··· Data records

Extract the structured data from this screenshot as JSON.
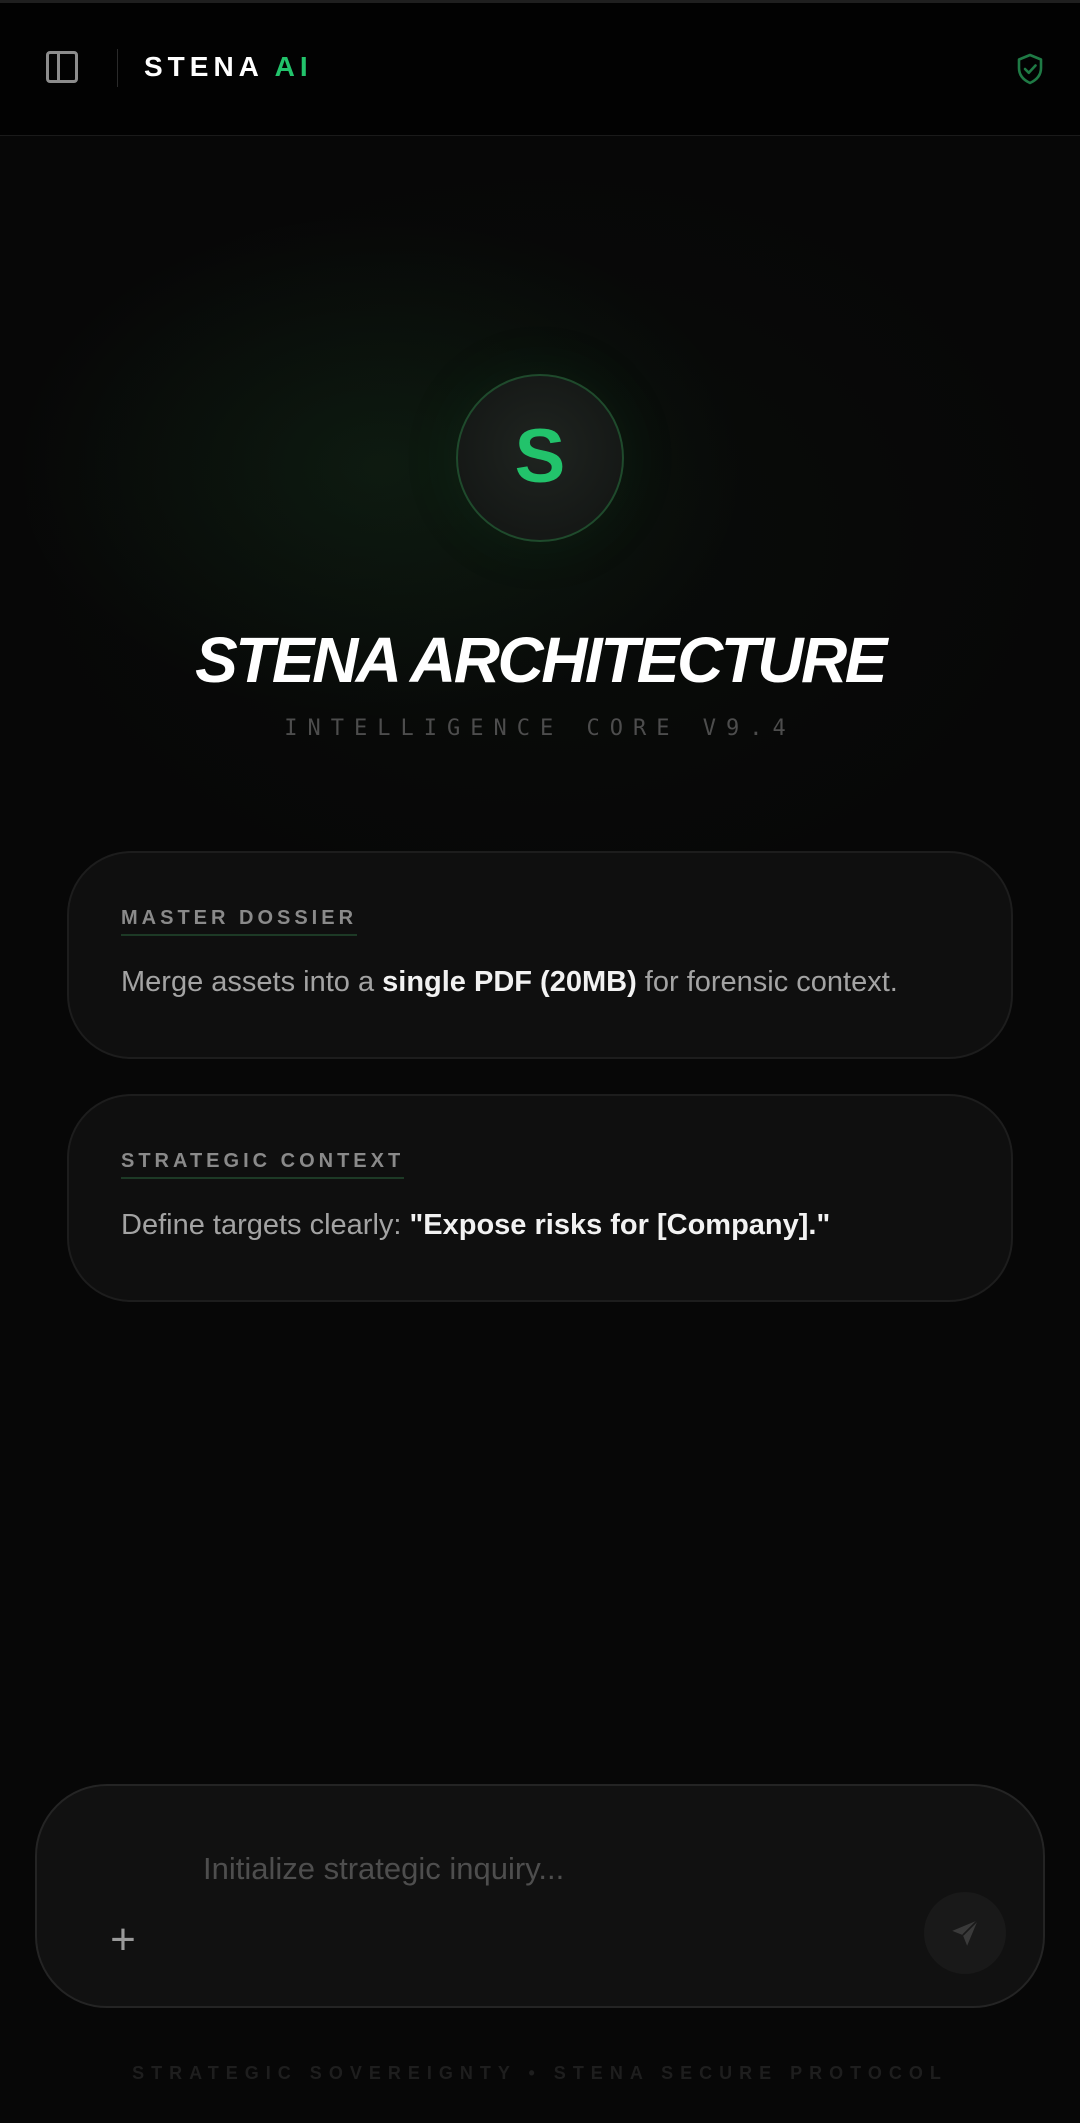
{
  "header": {
    "brand_main": "STENA",
    "brand_accent": "AI",
    "sidebar_icon": "sidebar-toggle-icon",
    "status_icon": "shield-check-icon"
  },
  "hero": {
    "logo_letter": "S",
    "title": "STENA ARCHITECTURE",
    "subtitle": "INTELLIGENCE CORE V9.4"
  },
  "cards": [
    {
      "label": "MASTER DOSSIER",
      "text_before": "Merge assets into a ",
      "text_bold": "single PDF (20MB)",
      "text_after": " for forensic context."
    },
    {
      "label": "STRATEGIC CONTEXT",
      "text_before": "Define targets clearly: ",
      "text_bold": "\"Expose risks for [Company].\"",
      "text_after": ""
    }
  ],
  "composer": {
    "placeholder": "Initialize strategic inquiry...",
    "value": "",
    "attach_icon": "plus-icon",
    "send_icon": "send-icon"
  },
  "footer": {
    "text": "STRATEGIC SOVEREIGNTY • STENA SECURE PROTOCOL"
  },
  "colors": {
    "accent": "#22c36b",
    "background": "#070707",
    "card": "#0f0f0f"
  }
}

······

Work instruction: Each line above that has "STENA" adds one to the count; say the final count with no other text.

Response area: 3